2 wait (T&S)
3 wait (T&S)
4 wait (T&S)
3 wait (T&S)
1 unlock
3 lock (T&S)
2 wait (T&S)
4 wait (T&S)
3 unlock
2 lock (T&S)
4 wait (T&S)
4 wait (T&S)
2 unlock

2.2. Test-Test-and-Set Locks

Within the lecture, an extension of the simple Test-and-Set lock was presented. This new lock implementation contains an additional Test-operation before the actual taking of the lock is performed.

A possible implementation of a Test-Test-and-Set lock could look as follows:

class TTSLock {
   private:
    unsigned int _lock

   public:
    TTSLock() : _lock(0) {}

    void lock() {
        while (true) {
            while (_lock == 1) {}

            if (test_and_set(_lock) == 0)
                break;
         }
    }

    void unlock() {
        _lock = 0;
    }
};

Repeat exercise 2.1 and use a Test-Test-and-Set lock instead of only a Test-and-Set Lock. Keep in mind that the Test-operation of the lock is only a read access and not a write access.

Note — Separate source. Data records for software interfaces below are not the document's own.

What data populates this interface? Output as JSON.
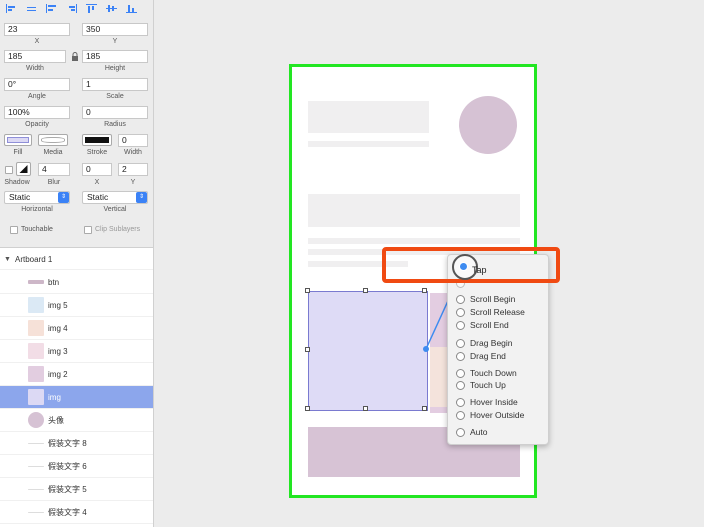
{
  "inspector": {
    "x": {
      "value": "23",
      "label": "X"
    },
    "y": {
      "value": "350",
      "label": "Y"
    },
    "width": {
      "value": "185",
      "label": "Width"
    },
    "height": {
      "value": "185",
      "label": "Height"
    },
    "angle": {
      "value": "0°",
      "label": "Angle"
    },
    "scale": {
      "value": "1",
      "label": "Scale"
    },
    "opacity": {
      "value": "100%",
      "label": "Opacity"
    },
    "radius": {
      "value": "0",
      "label": "Radius"
    },
    "fill_label": "Fill",
    "media_label": "Media",
    "stroke_label": "Stroke",
    "stroke_width": {
      "value": "0",
      "label": "Width"
    },
    "shadow_label": "Shadow",
    "blur": {
      "value": "4",
      "label": "Blur"
    },
    "shadow_x": {
      "value": "0",
      "label": "X"
    },
    "shadow_y": {
      "value": "2",
      "label": "Y"
    },
    "horizontal": {
      "value": "Static",
      "label": "Horizontal"
    },
    "vertical": {
      "value": "Static",
      "label": "Vertical"
    },
    "touchable_label": "Touchable",
    "clip_label": "Clip Sublayers"
  },
  "layers": {
    "group": "Artboard 1",
    "items": [
      {
        "name": "btn",
        "color": "#cdb7c8"
      },
      {
        "name": "img 5",
        "color": "#dbe9f5"
      },
      {
        "name": "img 4",
        "color": "#f6e1d8"
      },
      {
        "name": "img 3",
        "color": "#f2dde6"
      },
      {
        "name": "img 2",
        "color": "#e2cde0"
      },
      {
        "name": "img",
        "color": "#dcd9f4"
      },
      {
        "name": "头像",
        "color": "#d6c2d4"
      },
      {
        "name": "假装文字 8",
        "color": ""
      },
      {
        "name": "假装文字 6",
        "color": ""
      },
      {
        "name": "假装文字 5",
        "color": ""
      },
      {
        "name": "假装文字 4",
        "color": ""
      }
    ]
  },
  "menu": {
    "header": "Tap",
    "items": [
      "Scroll Begin",
      "Scroll Release",
      "Scroll End",
      "Drag Begin",
      "Drag End",
      "Touch Down",
      "Touch Up",
      "Hover Inside",
      "Hover Outside",
      "Auto"
    ]
  },
  "colors": {
    "artboard_border": "#22e622",
    "highlight": "#f04a12",
    "selection": "#8ca6ec",
    "placeholder": "#f0eff0",
    "avatar": "#d6c2d4",
    "image_fill": "#dedbf6",
    "footer_block": "#d7c3d5"
  }
}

CPU Operation Lock P1 P2 P3 P4
0 I I I I
1 test 0 E I I I
2 test 0 S S I I
1 lock (T&S) 1 M I I I
2 lock (T&S)
3 wait
4 wait
2 wait
3 wait
4 wait
1 unlock
3 test
3 lock (T&S)
2 wait
4 wait
3 unlock
2 test
4 test
2 lock (T&S)
4 lock (T&S)
4 wait
4 wait
2 unlock

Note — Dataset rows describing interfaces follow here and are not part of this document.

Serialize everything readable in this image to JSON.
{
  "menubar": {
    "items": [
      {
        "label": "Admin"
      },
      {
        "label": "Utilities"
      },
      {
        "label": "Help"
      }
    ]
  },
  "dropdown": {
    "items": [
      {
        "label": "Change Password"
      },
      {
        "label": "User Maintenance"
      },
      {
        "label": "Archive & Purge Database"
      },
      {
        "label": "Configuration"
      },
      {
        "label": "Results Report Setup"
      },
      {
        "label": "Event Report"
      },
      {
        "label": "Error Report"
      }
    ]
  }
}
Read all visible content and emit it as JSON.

2.3. False Sharing

Within the last exercise session there was one exercise about false sharing. Discuss the consequences if two independent lock variables l1 and l2 share the same cache line.

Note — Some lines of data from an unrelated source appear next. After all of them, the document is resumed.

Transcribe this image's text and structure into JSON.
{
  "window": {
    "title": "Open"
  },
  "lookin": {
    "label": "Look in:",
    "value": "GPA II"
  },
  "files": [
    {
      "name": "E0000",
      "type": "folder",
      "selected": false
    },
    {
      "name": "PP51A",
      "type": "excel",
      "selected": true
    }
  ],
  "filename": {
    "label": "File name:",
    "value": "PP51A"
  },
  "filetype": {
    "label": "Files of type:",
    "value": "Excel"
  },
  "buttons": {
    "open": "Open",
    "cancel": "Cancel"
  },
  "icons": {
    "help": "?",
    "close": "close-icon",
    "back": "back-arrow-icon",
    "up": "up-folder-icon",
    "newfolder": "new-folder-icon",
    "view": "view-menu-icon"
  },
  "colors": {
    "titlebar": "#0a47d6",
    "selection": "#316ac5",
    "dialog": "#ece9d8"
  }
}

3. Scalable Reader-Writer Locks

Fair reader-writer locks protect a critical section such that multiple readers can enter the critical section concurrently, provided no writer is attempting to enter or holding the lock. Thereby at most one writer may be in the critical section at any point in time, provided no readers are in the critical section.

3.1. Reader-Writer Lock Implementation

Implement a reader writer lock using the atomic read-modify-write instructions presented in the lecture. Make sure the lock is fair, that is, both readers and writers get the lock after a bounded time.

3.2. Fair Fast Scalable Reader-Writer Lock

In their paper "A Fair Fast Scalable Reader-Writer Lock", Krieger et al. present a scalable reader-writer lock implementation based on the MCS lock discussed in the lecture.

  1. Search for typos in the readerUnlock function and correct them. Justify why there is a bug. If you do not spot any errors, justify why the function is correct.
  2. Describe how the readerUnlock function works.
  3. Challenging Question: The reader-writer lock implementation is fair, though inherently unfair spin-lock implementations are used in the readerUnlock function. Why?

Materials

Last modified: 16th Jun 2016, 2.39 PM
Author: Dr.-Ing. Marcus Völp

Contact
Dr.-Ing.
Carsten Weinhold

Phone: 463 38056
Fax: 463 38284
e-mail contact form

Regulations
  • ModuleModules: INF-BI-1, INF-BAS4, INF-VERT4, DSE-E3
  • Credits6 Credit Points
  • 2/1/0 = 3 SWS
Time and Place

This course is not being offered in this term.